RECORDS:
'''

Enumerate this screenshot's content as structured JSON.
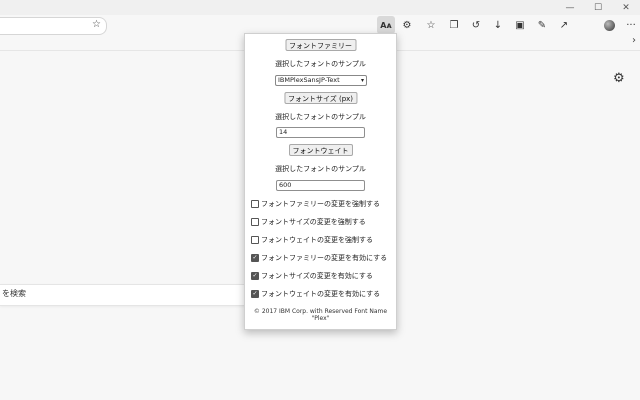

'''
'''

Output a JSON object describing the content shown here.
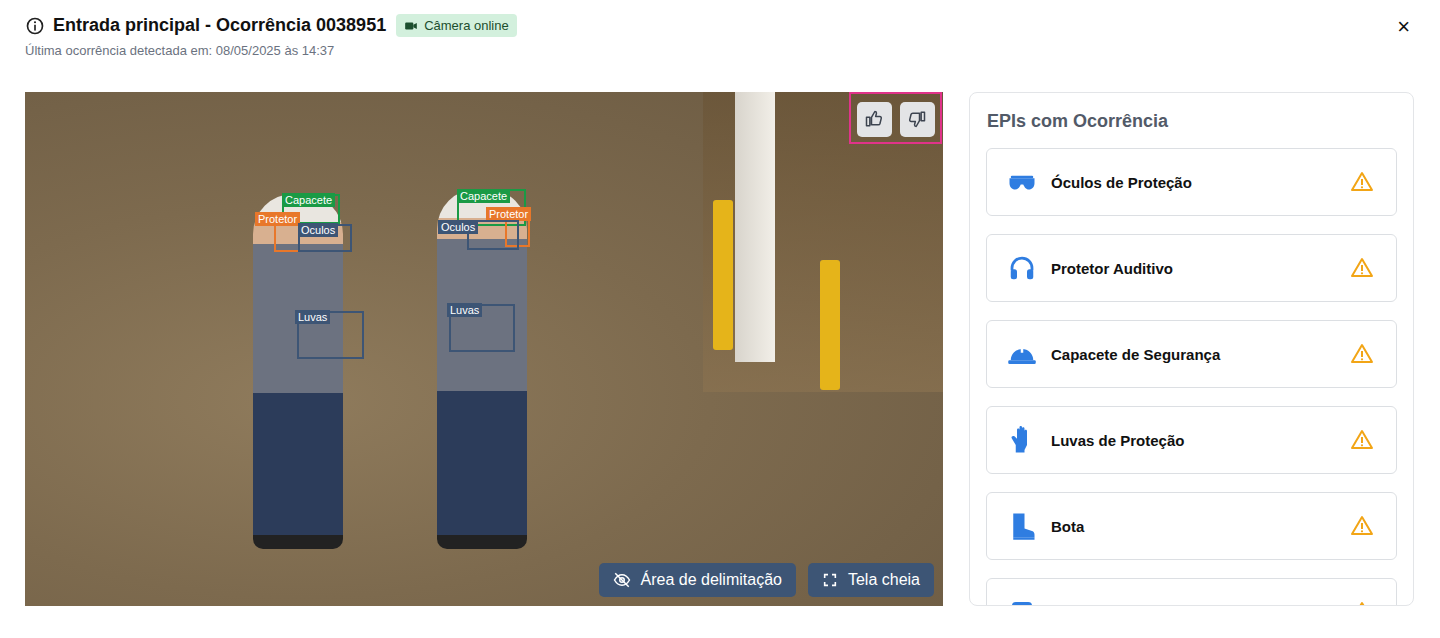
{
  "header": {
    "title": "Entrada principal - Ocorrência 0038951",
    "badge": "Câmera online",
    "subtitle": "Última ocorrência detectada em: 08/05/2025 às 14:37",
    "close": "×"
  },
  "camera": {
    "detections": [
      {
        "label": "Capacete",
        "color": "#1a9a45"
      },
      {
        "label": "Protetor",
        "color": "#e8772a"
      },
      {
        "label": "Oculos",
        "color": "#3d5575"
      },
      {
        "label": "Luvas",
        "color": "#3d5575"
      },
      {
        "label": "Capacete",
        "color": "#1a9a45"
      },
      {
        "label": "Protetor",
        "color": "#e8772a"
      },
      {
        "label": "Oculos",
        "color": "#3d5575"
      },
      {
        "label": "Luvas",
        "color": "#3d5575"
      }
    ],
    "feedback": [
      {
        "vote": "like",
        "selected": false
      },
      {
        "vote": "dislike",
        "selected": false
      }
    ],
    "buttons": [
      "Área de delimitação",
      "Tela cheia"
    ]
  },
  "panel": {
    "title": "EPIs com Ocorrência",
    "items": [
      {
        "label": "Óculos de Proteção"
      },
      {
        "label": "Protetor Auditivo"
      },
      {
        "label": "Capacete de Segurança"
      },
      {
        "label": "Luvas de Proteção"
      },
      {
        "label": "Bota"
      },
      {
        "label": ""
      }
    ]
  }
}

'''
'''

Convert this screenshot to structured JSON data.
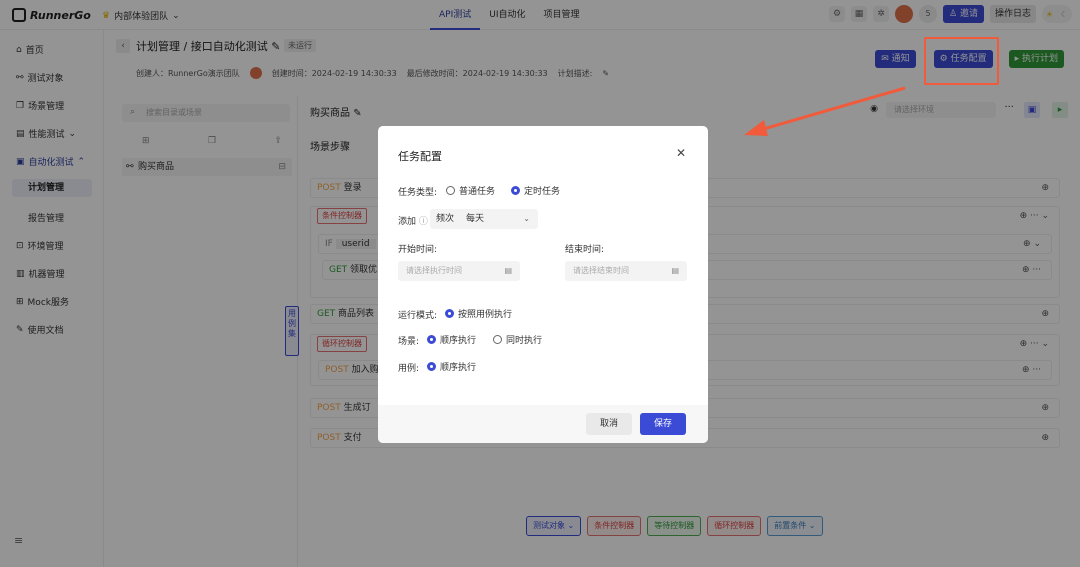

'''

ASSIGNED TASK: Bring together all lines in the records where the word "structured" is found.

TASK SOLUTION:
Enumerate this screenshot's content as structured JSON.
Convert this screenshot to structured JSON data.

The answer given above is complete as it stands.